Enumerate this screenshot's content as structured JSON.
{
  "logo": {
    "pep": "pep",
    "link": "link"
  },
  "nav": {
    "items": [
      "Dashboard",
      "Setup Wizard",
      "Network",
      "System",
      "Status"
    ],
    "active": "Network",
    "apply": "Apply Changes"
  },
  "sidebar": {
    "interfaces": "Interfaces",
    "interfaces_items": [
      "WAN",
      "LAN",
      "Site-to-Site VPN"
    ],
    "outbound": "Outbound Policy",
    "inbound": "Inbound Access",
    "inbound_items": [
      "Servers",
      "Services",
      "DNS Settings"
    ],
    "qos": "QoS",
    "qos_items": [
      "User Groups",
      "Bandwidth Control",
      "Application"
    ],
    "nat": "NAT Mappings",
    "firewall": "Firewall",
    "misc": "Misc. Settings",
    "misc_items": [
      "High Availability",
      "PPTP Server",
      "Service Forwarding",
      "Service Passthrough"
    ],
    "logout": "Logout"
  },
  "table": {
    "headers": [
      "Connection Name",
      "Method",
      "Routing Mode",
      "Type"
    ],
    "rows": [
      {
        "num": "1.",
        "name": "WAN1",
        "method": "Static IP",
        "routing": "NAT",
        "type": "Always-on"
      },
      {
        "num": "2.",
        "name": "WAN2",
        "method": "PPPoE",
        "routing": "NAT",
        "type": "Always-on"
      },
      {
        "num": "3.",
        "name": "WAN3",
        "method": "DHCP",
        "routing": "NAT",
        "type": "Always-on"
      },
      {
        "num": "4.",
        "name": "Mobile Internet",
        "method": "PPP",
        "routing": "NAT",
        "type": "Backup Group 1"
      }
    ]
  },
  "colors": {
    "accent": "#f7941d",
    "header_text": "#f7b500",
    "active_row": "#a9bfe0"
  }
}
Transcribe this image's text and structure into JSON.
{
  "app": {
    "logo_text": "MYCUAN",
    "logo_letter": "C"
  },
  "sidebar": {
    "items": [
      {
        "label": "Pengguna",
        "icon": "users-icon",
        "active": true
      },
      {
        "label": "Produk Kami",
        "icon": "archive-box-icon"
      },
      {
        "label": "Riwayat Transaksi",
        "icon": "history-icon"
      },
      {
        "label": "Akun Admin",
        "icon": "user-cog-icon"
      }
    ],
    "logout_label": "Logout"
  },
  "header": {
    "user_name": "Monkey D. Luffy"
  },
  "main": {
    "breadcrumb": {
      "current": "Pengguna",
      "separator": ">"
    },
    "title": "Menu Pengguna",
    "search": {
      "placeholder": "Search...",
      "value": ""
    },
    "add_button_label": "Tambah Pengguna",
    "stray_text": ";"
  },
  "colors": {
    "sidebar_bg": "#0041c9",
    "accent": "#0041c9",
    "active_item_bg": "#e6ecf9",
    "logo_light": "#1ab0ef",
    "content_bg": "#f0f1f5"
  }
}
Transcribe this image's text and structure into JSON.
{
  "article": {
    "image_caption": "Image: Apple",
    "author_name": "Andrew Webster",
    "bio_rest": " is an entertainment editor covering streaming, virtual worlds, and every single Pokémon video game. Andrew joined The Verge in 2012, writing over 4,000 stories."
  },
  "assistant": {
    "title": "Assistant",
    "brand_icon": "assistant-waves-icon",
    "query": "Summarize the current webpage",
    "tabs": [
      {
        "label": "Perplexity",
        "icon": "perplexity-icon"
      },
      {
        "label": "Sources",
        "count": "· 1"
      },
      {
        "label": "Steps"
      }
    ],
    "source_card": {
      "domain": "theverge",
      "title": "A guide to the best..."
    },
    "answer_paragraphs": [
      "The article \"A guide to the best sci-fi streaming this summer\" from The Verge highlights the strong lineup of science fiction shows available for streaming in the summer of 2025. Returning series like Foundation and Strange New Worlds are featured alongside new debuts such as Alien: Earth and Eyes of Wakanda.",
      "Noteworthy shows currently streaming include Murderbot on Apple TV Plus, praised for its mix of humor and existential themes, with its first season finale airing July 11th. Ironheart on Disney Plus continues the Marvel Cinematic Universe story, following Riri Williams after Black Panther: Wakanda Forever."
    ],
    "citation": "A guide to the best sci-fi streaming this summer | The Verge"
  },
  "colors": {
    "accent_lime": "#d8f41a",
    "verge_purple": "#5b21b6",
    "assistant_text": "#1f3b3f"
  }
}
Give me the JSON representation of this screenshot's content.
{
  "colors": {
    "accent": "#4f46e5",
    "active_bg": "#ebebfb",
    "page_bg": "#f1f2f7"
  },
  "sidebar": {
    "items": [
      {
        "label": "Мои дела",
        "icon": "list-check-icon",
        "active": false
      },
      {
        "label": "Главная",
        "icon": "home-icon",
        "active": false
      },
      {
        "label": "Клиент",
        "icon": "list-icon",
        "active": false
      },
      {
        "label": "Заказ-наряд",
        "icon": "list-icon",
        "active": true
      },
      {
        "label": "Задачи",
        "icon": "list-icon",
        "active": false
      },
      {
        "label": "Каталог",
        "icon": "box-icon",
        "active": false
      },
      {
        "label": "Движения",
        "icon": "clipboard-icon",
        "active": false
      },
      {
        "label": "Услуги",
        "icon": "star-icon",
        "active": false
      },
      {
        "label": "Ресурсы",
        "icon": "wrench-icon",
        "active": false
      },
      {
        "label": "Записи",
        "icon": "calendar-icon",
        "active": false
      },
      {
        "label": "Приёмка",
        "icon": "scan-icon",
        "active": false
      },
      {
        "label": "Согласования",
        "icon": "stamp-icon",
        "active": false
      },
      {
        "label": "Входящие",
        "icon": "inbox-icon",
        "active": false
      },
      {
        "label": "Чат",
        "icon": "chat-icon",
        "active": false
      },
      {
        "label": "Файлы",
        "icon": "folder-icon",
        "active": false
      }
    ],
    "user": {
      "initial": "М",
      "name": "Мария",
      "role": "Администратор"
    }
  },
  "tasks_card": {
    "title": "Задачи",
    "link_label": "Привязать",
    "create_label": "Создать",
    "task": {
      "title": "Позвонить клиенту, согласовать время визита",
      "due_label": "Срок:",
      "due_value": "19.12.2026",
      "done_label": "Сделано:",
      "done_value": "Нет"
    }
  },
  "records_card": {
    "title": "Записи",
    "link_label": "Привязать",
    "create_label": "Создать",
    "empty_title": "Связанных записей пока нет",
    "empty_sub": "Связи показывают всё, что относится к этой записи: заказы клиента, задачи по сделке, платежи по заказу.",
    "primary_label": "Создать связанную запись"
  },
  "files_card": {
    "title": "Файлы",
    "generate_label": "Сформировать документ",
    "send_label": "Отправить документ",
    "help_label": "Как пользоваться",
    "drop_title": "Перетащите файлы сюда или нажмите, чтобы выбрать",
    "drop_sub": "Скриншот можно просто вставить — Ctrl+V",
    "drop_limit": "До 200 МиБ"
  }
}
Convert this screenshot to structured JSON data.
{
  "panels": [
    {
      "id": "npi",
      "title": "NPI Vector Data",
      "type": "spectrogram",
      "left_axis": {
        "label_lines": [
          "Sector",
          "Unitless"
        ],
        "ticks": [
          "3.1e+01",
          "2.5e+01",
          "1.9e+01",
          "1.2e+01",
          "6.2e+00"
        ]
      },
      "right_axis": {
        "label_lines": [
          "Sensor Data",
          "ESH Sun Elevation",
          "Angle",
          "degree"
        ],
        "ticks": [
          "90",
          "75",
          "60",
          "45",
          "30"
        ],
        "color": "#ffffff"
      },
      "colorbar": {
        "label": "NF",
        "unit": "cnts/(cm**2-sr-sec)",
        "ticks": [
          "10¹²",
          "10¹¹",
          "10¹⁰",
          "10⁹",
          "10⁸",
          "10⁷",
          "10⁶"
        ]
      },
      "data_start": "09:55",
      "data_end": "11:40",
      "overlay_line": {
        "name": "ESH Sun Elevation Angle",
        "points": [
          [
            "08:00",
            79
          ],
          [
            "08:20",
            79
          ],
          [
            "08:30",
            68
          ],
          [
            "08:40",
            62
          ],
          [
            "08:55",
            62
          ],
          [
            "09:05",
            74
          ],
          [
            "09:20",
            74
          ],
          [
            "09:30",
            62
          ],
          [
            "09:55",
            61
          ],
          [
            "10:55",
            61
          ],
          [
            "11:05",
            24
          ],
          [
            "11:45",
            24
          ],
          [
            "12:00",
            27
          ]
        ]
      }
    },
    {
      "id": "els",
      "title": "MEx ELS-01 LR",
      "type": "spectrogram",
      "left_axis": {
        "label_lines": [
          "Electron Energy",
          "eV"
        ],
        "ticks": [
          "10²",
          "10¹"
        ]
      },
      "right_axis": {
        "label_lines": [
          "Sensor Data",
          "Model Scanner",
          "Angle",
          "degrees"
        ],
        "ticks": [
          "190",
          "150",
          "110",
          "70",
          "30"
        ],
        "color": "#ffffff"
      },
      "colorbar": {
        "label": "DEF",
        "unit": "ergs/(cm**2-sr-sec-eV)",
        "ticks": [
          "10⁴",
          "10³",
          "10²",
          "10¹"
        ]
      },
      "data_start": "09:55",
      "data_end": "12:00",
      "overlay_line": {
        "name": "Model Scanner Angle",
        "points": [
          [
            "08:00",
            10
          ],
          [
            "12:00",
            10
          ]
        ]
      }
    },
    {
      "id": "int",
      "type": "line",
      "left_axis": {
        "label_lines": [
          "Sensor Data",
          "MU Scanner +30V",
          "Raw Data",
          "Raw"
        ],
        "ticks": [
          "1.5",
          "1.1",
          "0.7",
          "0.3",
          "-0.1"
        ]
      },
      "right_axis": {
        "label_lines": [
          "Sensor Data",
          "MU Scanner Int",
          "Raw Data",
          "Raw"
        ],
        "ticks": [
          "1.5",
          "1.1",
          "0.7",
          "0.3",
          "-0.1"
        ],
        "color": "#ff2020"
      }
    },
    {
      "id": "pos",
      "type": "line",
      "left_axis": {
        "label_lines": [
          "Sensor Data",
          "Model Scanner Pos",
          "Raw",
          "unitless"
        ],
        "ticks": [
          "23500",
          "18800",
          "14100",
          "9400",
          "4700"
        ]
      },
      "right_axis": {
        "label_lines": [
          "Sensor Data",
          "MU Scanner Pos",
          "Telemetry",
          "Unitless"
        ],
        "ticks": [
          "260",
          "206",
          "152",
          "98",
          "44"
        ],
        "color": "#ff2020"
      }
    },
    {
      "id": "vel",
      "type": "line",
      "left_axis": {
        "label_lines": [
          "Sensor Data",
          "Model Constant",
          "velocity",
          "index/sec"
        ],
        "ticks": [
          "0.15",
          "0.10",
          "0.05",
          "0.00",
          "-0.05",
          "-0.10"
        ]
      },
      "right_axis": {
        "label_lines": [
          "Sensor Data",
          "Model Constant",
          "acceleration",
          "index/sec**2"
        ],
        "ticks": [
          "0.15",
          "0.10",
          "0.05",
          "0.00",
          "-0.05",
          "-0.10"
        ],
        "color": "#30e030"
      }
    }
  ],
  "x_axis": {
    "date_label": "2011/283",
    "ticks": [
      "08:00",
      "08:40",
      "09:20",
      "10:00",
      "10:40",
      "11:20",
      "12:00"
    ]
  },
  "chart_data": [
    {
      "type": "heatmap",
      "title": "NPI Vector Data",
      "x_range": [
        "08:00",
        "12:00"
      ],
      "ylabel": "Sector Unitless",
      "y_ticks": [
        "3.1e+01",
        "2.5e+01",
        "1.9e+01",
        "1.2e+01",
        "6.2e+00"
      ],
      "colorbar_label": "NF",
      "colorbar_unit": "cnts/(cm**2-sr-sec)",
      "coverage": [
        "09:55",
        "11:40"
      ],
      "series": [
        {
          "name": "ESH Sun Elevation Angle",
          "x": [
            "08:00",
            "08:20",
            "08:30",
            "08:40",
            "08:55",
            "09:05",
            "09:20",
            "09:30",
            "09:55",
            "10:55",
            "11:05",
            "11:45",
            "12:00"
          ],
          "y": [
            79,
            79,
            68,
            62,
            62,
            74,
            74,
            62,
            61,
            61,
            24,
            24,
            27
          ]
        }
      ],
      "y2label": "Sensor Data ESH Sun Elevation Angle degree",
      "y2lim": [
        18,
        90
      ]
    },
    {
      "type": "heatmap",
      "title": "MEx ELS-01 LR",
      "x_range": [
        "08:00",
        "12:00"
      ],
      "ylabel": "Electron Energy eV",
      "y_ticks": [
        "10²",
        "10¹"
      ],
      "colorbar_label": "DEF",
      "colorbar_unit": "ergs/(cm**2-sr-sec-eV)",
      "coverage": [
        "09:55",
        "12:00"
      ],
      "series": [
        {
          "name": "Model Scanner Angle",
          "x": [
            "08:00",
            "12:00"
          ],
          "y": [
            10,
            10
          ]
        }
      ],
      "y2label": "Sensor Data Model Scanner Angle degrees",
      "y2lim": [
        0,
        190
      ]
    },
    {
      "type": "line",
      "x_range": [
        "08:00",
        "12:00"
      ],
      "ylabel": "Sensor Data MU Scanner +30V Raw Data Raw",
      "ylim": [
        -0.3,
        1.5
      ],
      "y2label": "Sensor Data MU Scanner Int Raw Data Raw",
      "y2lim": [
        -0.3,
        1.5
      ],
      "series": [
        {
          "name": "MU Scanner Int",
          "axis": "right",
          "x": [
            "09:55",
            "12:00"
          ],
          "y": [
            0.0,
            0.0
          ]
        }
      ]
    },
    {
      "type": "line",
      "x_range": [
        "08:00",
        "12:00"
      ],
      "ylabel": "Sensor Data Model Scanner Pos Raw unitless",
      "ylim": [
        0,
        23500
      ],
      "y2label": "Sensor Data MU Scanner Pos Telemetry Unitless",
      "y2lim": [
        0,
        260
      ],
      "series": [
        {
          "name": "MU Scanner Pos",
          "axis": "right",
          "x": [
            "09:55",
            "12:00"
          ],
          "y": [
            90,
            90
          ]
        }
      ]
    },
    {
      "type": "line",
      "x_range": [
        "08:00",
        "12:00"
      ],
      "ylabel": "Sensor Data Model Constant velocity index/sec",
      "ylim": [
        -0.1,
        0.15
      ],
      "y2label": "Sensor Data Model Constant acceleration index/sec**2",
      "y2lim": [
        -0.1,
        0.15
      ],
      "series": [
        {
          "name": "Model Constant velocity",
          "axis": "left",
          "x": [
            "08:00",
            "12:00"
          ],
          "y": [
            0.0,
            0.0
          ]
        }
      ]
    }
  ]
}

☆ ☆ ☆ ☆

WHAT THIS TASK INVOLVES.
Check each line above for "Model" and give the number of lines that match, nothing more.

FINAL ANSWER.
11